Priscilla's World | Egyptian Surprises
Egyptian Surprises

Egyptian Village Surprises in 1979

Surprise and delight swept over me when we land in Cairo. Mark and Jean Poole meet us at the airport and drive us to a lovely small apartment. It is Jock Miner’s apartment in the area of Cairo called Maadi. Jock is a geologist and is there closing out Tripco’s interests in Egypt.

There is much building and beautification in Cairo. Jean comments that they have decided to care for their space since Sadat’s peace initiative. The airport has been enlarged, there is even a parking lot there now and flowers are blooming down the center of many streets.

Later, we drive up the east bank of the Nile through desert and then through some agricultural land on the west side of the road. Then on to Bayad which is on desert land. The largest building in sight is a Coptic Monastery just south of the village…reputed to be 3000 years old and one of the places Mary and Joseph stopped in Egypt.

Then I see a crowd gathered around five water faucets near the road. That really is the miracle of Bayad. As the people say, “before all was mis-munkin (impossible), now everything is munkin (possible) since the water came.” Our staff had seen thick government studies that say no water wells will produce anything on the east side of the Nile. “Nothing will be found” and nothing can be grown on the west of the road.

The villagers had drilled a well, built a pump house, laid pipe, built a water tank of stone, and found the only crane in all of Egypt which could reach high enough, or lift big enough to get the water tank to the top of the tower. That really changed the mind-set of the villagers in a hurry. After water was flowing the leaders of the village visited houses to get people to dig trenches to get the pipes laid. Some said “no” they wouldn’t dig…they had jobs or wanted to be paid. The village leader said, “If the people have forgotten the water is for all the people they need to be reminded.” He had the water turned off. Then all turned out to dig the trenches so the pipeline would go to all corners of the village.

They have five central faucets. Women come and go in a steady stream all day long filling their water jugs. One corner of the village has a demonstration toilet and shower house ready to go as soon as they get the pump back in. It is in Cairo with the motor being fixed. The other areas of the village are competing to get their bath houses built.

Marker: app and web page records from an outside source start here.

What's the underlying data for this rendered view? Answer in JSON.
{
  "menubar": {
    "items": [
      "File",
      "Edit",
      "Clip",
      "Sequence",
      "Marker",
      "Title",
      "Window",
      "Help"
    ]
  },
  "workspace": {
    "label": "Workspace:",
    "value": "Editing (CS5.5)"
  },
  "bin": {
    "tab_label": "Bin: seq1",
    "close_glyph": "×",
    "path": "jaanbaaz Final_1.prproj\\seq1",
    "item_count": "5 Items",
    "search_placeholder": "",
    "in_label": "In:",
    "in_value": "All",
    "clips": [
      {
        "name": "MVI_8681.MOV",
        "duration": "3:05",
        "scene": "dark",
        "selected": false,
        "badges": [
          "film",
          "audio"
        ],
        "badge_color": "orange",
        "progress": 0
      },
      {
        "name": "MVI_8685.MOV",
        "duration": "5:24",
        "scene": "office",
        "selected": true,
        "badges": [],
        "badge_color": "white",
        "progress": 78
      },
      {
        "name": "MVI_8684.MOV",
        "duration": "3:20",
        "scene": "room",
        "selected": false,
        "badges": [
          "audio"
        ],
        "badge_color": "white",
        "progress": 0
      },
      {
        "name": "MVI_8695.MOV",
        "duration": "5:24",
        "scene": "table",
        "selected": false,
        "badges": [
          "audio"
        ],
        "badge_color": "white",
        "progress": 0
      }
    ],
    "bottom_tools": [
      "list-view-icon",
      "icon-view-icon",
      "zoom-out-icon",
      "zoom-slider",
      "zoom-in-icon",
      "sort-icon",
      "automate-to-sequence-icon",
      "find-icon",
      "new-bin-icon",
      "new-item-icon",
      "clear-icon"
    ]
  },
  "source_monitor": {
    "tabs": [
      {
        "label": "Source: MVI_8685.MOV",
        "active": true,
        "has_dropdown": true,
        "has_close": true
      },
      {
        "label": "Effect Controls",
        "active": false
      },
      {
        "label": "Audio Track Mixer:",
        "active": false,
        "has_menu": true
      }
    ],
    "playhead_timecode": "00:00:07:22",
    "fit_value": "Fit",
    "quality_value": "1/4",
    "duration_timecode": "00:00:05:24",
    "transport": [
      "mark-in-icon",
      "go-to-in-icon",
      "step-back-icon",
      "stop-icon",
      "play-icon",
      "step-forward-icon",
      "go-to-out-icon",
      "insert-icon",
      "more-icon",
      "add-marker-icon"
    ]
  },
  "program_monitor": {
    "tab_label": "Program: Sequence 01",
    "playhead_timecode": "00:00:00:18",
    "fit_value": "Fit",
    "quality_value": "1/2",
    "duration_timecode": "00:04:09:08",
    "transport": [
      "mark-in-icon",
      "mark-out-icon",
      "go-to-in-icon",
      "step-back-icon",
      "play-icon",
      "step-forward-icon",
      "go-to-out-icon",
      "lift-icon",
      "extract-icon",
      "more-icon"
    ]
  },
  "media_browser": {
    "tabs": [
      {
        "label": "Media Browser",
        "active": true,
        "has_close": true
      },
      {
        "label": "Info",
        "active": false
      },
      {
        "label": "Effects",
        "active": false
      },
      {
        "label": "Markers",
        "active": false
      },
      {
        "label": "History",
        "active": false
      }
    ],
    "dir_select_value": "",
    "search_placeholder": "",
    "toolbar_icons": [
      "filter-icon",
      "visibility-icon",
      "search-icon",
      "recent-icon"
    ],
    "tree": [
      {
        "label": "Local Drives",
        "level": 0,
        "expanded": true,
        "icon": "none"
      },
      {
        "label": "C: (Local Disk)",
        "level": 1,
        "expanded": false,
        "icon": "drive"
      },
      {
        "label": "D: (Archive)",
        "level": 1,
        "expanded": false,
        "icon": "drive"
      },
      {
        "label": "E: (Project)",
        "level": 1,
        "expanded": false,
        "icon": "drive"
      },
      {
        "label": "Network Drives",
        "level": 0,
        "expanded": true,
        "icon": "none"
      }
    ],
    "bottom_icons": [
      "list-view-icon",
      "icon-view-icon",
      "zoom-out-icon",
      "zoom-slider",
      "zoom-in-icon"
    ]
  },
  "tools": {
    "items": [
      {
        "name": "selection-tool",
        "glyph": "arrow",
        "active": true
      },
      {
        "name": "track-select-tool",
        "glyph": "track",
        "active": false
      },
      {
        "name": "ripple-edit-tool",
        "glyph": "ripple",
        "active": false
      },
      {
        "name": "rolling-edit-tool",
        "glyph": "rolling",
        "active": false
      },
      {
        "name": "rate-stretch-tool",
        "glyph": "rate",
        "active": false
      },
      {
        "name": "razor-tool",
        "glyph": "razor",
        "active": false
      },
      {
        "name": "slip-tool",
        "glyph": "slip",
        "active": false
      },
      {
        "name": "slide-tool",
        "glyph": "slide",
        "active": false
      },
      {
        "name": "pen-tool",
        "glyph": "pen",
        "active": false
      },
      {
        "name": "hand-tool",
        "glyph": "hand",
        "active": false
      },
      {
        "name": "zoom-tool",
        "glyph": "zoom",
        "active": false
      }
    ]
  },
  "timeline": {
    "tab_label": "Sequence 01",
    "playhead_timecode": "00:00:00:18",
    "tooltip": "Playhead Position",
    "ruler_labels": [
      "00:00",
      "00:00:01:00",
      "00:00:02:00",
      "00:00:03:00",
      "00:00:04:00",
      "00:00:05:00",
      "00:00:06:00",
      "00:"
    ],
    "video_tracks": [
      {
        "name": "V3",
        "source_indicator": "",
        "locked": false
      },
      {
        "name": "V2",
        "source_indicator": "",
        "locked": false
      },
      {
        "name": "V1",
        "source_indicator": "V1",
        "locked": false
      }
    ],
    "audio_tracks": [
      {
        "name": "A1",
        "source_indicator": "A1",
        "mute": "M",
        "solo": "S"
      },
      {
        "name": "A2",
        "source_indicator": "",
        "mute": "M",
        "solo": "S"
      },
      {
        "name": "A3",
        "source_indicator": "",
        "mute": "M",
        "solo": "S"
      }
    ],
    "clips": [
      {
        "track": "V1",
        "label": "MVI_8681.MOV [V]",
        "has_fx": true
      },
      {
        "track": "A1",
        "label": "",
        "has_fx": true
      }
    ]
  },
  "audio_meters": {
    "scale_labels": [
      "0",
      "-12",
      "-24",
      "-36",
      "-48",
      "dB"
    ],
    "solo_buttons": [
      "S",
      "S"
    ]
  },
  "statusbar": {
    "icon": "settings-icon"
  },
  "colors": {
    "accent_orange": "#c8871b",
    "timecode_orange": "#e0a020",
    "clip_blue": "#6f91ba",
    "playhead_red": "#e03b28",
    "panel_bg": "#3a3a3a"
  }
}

Another proven impossibility…last year vegetables were grown on a very small plot east of the road. In January a farmer we know from Oregon who had been to Bayad to work with them once before came back to help get the trickle irrigation stuff ready to do a sizeable plot…2 feddans (about two acres) – they got the land all cleared and about ready to work on the irrigation stuff when the Monuments people came in and stopped them. The governor of Beni Suef has said go ahead where you are, but there seems to be a lot of tension between Government and Antiquities so they are slowed.

We experienced Bayad as both fascinating and horrible as we walked through the village. All the women and children were friendly and open…yelling hello and shaking our hands. Said, one of the Egyptian staff took us down his street and his mother came out and asked us to come in for a cup of tea. It is a deadly insult to refuse so in we went. Said’s father commented that with the project “a light has come on in Bayad” Said was translating of course – his parents speak no English. One bench and one mat on the floor – a room for a stove of sorts and another dark room for sleeping. The tea (after about 30 minutes) was in a shot glass size glass and horribly thick and sweet.

Later we rode across the Nile to Beni Suef in a felucca (a boat straight out of a picture book Bible). The people aboard (20-25) were fascinated by us, especially Joyce and her black skin. There was one Egyptian man who knew enough English to ask halting questions for the crowd…like who was married to whom…was she Filipino…would she go home with first this one and then another. We had gone across the Nile to see Bishop Athenasus, who is a dear friend of the ICA, but he had gone to Alexandria so back across the Nile we went.

Bayad was an old Roman garrison. The last village you get to before Bayad is El Alma – where St. Anthony went out into the desert. An armed guard has been posted at the staff house in Bayad around the clock. The governor of Beni Suef thinks that hurting the Americans in a village would be a good way of embarrassing Sadat. Our colleagues are the only westerners living in any Egyptian village and it seems strange to see the guard with his gun over his shoulder as we come and go.

It is a three-hour drive back into Cairo so we left mid-morning of our third day to see people in the city. Mark Poole had an appointment with Bishop Samuels in the late afternoon so the four of us went along also. Bishop Samuels is like the Prime Minister for the Pope of the Coptic Church. Rodney had met him in 1972 when he was in Cairo with Joe Matthews so we had a good visit with him…reporting what we had seen and done.

When we finished the audience with Bishop Samuels he led us across the hall where a group of about 100 young men and women were waiting for him to lecture them. They all work in various areas of the slums of Cairo. When he introduced us and said the word “Bayad” the whole room went “ah-ah-ah” in awesome respect. It was clear that they had heard of the village of Bayad.